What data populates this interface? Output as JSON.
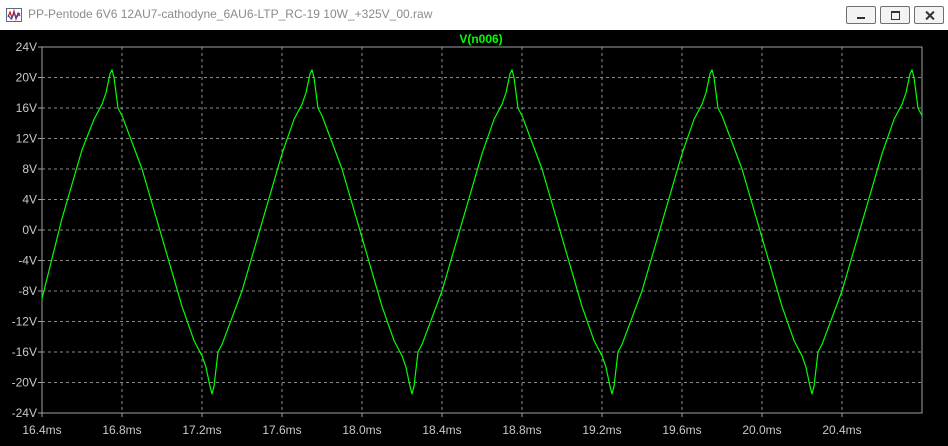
{
  "window": {
    "title": "PP-Pentode 6V6 12AU7-cathodyne_6AU6-LTP_RC-19 10W_+325V_00.raw",
    "app_icon": "waveform-viewer-icon"
  },
  "colors": {
    "background": "#000000",
    "trace": "#00ff00",
    "grid": "#8a8a8a",
    "tick_text": "#c8c8c8"
  },
  "chart_data": {
    "type": "line",
    "title": "V(n006)",
    "xlabel": "",
    "ylabel": "",
    "xlim": [
      16.4,
      20.8
    ],
    "ylim": [
      -24,
      24
    ],
    "grid": true,
    "x_ticks": [
      "16.4ms",
      "16.8ms",
      "17.2ms",
      "17.6ms",
      "18.0ms",
      "18.4ms",
      "18.8ms",
      "19.2ms",
      "19.6ms",
      "20.0ms",
      "20.4ms"
    ],
    "y_ticks": [
      "24V",
      "20V",
      "16V",
      "12V",
      "8V",
      "4V",
      "0V",
      "-4V",
      "-8V",
      "-12V",
      "-16V",
      "-20V",
      "-24V"
    ],
    "series": [
      {
        "name": "V(n006)",
        "color": "#00ff00",
        "x": [
          16.4,
          16.5,
          16.6,
          16.66,
          16.7,
          16.72,
          16.74,
          16.75,
          16.76,
          16.78,
          16.8,
          16.9,
          17.0,
          17.1,
          17.16,
          17.2,
          17.22,
          17.24,
          17.25,
          17.26,
          17.28,
          17.3,
          17.4,
          17.5,
          17.6,
          17.66,
          17.7,
          17.72,
          17.74,
          17.75,
          17.76,
          17.78,
          17.8,
          17.9,
          18.0,
          18.1,
          18.16,
          18.2,
          18.22,
          18.24,
          18.25,
          18.26,
          18.28,
          18.3,
          18.4,
          18.5,
          18.6,
          18.66,
          18.7,
          18.72,
          18.74,
          18.75,
          18.76,
          18.78,
          18.8,
          18.9,
          19.0,
          19.1,
          19.16,
          19.2,
          19.22,
          19.24,
          19.25,
          19.26,
          19.28,
          19.3,
          19.4,
          19.5,
          19.6,
          19.66,
          19.7,
          19.72,
          19.74,
          19.75,
          19.76,
          19.78,
          19.8,
          19.9,
          20.0,
          20.1,
          20.16,
          20.2,
          20.22,
          20.24,
          20.25,
          20.26,
          20.28,
          20.3,
          20.4,
          20.5,
          20.6,
          20.66,
          20.7,
          20.72,
          20.74,
          20.75,
          20.76,
          20.78,
          20.8
        ],
        "values": [
          -9,
          1.5,
          10.5,
          14.5,
          16.5,
          18,
          20.5,
          21,
          20,
          16,
          15,
          8,
          -1,
          -10,
          -14.5,
          -16.5,
          -18,
          -20.5,
          -21.5,
          -20.5,
          -16,
          -15,
          -8,
          1,
          10,
          14.5,
          16.5,
          18,
          20.5,
          21,
          20,
          16,
          15,
          8,
          -1,
          -10,
          -14.5,
          -16.5,
          -18,
          -20.5,
          -21.5,
          -20.5,
          -16,
          -15,
          -8,
          1,
          10,
          14.5,
          16.5,
          18,
          20.5,
          21,
          20,
          16,
          15,
          8,
          -1,
          -10,
          -14.5,
          -16.5,
          -18,
          -20.5,
          -21.5,
          -20.5,
          -16,
          -15,
          -8,
          1,
          10,
          14.5,
          16.5,
          18,
          20.5,
          21,
          20,
          16,
          15,
          8,
          -1,
          -10,
          -14.5,
          -16.5,
          -18,
          -20.5,
          -21.5,
          -20.5,
          -16,
          -15,
          -8,
          1,
          10,
          14.5,
          16.5,
          18,
          20.5,
          21,
          20,
          16,
          15
        ]
      }
    ]
  }
}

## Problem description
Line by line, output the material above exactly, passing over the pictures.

## Answer area
What data populates this interface? Output as JSON.
{
  "window": {
    "title": "PP-Pentode 6V6 12AU7-cathodyne_6AU6-LTP_RC-19 10W_+325V_00.raw",
    "app_icon": "waveform-viewer-icon"
  },
  "colors": {
    "background": "#000000",
    "trace": "#00ff00",
    "grid": "#8a8a8a",
    "tick_text": "#c8c8c8"
  },
  "chart_data": {
    "type": "line",
    "title": "V(n006)",
    "xlabel": "",
    "ylabel": "",
    "xlim": [
      16.4,
      20.8
    ],
    "ylim": [
      -24,
      24
    ],
    "grid": true,
    "x_ticks": [
      "16.4ms",
      "16.8ms",
      "17.2ms",
      "17.6ms",
      "18.0ms",
      "18.4ms",
      "18.8ms",
      "19.2ms",
      "19.6ms",
      "20.0ms",
      "20.4ms"
    ],
    "y_ticks": [
      "24V",
      "20V",
      "16V",
      "12V",
      "8V",
      "4V",
      "0V",
      "-4V",
      "-8V",
      "-12V",
      "-16V",
      "-20V",
      "-24V"
    ],
    "series": [
      {
        "name": "V(n006)",
        "color": "#00ff00",
        "x": [
          16.4,
          16.5,
          16.6,
          16.66,
          16.7,
          16.72,
          16.74,
          16.75,
          16.76,
          16.78,
          16.8,
          16.9,
          17.0,
          17.1,
          17.16,
          17.2,
          17.22,
          17.24,
          17.25,
          17.26,
          17.28,
          17.3,
          17.4,
          17.5,
          17.6,
          17.66,
          17.7,
          17.72,
          17.74,
          17.75,
          17.76,
          17.78,
          17.8,
          17.9,
          18.0,
          18.1,
          18.16,
          18.2,
          18.22,
          18.24,
          18.25,
          18.26,
          18.28,
          18.3,
          18.4,
          18.5,
          18.6,
          18.66,
          18.7,
          18.72,
          18.74,
          18.75,
          18.76,
          18.78,
          18.8,
          18.9,
          19.0,
          19.1,
          19.16,
          19.2,
          19.22,
          19.24,
          19.25,
          19.26,
          19.28,
          19.3,
          19.4,
          19.5,
          19.6,
          19.66,
          19.7,
          19.72,
          19.74,
          19.75,
          19.76,
          19.78,
          19.8,
          19.9,
          20.0,
          20.1,
          20.16,
          20.2,
          20.22,
          20.24,
          20.25,
          20.26,
          20.28,
          20.3,
          20.4,
          20.5,
          20.6,
          20.66,
          20.7,
          20.72,
          20.74,
          20.75,
          20.76,
          20.78,
          20.8
        ],
        "values": [
          -9,
          1.5,
          10.5,
          14.5,
          16.5,
          18,
          20.5,
          21,
          20,
          16,
          15,
          8,
          -1,
          -10,
          -14.5,
          -16.5,
          -18,
          -20.5,
          -21.5,
          -20.5,
          -16,
          -15,
          -8,
          1,
          10,
          14.5,
          16.5,
          18,
          20.5,
          21,
          20,
          16,
          15,
          8,
          -1,
          -10,
          -14.5,
          -16.5,
          -18,
          -20.5,
          -21.5,
          -20.5,
          -16,
          -15,
          -8,
          1,
          10,
          14.5,
          16.5,
          18,
          20.5,
          21,
          20,
          16,
          15,
          8,
          -1,
          -10,
          -14.5,
          -16.5,
          -18,
          -20.5,
          -21.5,
          -20.5,
          -16,
          -15,
          -8,
          1,
          10,
          14.5,
          16.5,
          18,
          20.5,
          21,
          20,
          16,
          15,
          8,
          -1,
          -10,
          -14.5,
          -16.5,
          -18,
          -20.5,
          -21.5,
          -20.5,
          -16,
          -15,
          -8,
          1,
          10,
          14.5,
          16.5,
          18,
          20.5,
          21,
          20,
          16,
          15
        ]
      }
    ]
  }
}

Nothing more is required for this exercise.